EXTRACTED INFORMATION: Begin

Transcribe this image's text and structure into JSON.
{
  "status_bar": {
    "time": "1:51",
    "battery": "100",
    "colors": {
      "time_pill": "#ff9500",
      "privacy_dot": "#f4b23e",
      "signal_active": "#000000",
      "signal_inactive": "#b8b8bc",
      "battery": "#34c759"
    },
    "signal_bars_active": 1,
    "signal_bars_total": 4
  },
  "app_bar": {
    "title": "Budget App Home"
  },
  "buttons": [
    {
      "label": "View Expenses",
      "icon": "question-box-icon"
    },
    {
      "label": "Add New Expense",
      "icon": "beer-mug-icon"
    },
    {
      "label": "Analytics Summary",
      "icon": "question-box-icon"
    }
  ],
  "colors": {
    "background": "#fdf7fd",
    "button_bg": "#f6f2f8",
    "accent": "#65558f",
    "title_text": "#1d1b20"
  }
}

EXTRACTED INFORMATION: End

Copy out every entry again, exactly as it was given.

» RESPONSE AREA
Transcribe this image's text and structure into JSON.
{
  "status_bar": {
    "time": "1:51",
    "battery": "100",
    "colors": {
      "time_pill": "#ff9500",
      "privacy_dot": "#f4b23e",
      "signal_active": "#000000",
      "signal_inactive": "#b8b8bc",
      "battery": "#34c759"
    },
    "signal_bars_active": 1,
    "signal_bars_total": 4
  },
  "app_bar": {
    "title": "Budget App Home"
  },
  "buttons": [
    {
      "label": "View Expenses",
      "icon": "question-box-icon"
    },
    {
      "label": "Add New Expense",
      "icon": "beer-mug-icon"
    },
    {
      "label": "Analytics Summary",
      "icon": "question-box-icon"
    }
  ],
  "colors": {
    "background": "#fdf7fd",
    "button_bg": "#f6f2f8",
    "accent": "#65558f",
    "title_text": "#1d1b20"
  }
}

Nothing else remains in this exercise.